Directors noted that surveillance of Kiribati has been hampered by weak data and irregular reporting. They urged the authorities to provide more resources to the National Statistical Office and to supply a set of core data to the Fund on a regular basis.
It is expected that the next Article IV consultation with Kiribati will be held on the 24-month cycle.
|Kiribati: Selected Economic Indicators|
|(In millions of Australian dollars)|
|Output and prices|
|Nominal GNP 1/||93.0||119.1||142.4||137.8||141.0||136.9|
|Real GDP growth (percent change)||4.1||1.6||6.6||2.1||-1.7||1.5|
|Real GNP growth (percent change)||-5.1||29.8||14.2||-4.7||1.2||-5.3|
|(In percent of GDP)|
|Central government budget|
|Total revenue and grants||75.0||125.2||143.6||118.2||109.3||92.9|
|Total expenditure and net lending||110.6||118.9||125.0||123.1||115.9||122.3|
|(In millions of Australian dollars)|
|Financial sector 2/|
|Net foreign assets||68.3||92.7||94.8||104.6||112.2||120.0|
|Domestic credit, net||9.7||10.5||10.2||8.0||10.6||10.0|
|Balance of payments|

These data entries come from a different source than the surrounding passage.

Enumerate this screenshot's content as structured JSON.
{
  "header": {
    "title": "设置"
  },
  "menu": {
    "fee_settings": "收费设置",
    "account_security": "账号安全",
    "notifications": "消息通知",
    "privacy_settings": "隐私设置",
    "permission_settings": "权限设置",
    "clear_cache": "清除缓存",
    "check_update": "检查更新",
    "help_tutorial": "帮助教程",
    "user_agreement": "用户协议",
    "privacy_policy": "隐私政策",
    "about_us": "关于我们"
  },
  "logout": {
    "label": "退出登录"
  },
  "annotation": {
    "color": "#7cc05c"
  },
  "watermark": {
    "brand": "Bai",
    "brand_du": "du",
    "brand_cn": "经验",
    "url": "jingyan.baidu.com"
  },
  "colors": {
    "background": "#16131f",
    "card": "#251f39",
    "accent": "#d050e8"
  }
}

|Current account balance||-17.5||4.8||28.1||13.0||8.3||3.4|
|(In percent of GDP)||-27.1||7.5||39.0||17.4||11.2||4.4|
|Official external assets (end of period)||379.1||478.0||602.7||625.3||677.0||692.5|
|(In years of imports of goods and services)||4.7||5.5||7.0||6.0||6.8||6.8|
|Of which: Revenue Equalization Reserve Fund||371.8||458.8||570.1||601.4||658.0||692.5|
|External debt (end of period)||12.6||12.4||12.3||14.2||14.2||14.7|
|U.S. dollar per Australian dollar (period average)||0.783||0.744||0.629||0.646||0.582||...|
|Nominal effective exchange rate 3/||97.7||97.4||87.2||88.3||83.5||...|
|Real effective exchange rate 3/||104.3||104.0||95.2||96.8||89.5||...|
|Sources: Data provided by the Kiribati authorities; and IMF staff estimates and projections.
|1/ GDP plus investment income, seamen's remittances, and fishing license fees.|
|2/ Comprises Bank of Kiribati, Development Bank of Kiribati, and Kiribati Provident Fund.|
|3/ Data from Information Notice System; 1990 = 100; period average.|
1 Under Article IV of the IMF's Articles of Agreement, the IMF holds bilateral discussions with members, usually every year. A staff team visits the country, collects economic and financial information, and discusses with officials the country's economic developments and policies. On return to headquarters, the staff prepares a report, which forms the basis for discussion by the Executive Board. At the conclusion of the discussion, the Managing Director, as Chairman of the Board, summarizes the views of Executive Directors, and this summary is transmitted to the country's authorities. This PIN summarizes the views of the Executive Board as expressed during the June 25, 2001 Executive Board discussion based on the staff report.
2 No data are available on private sector external debt, but it is likely to be small, given the modest size of the private sector.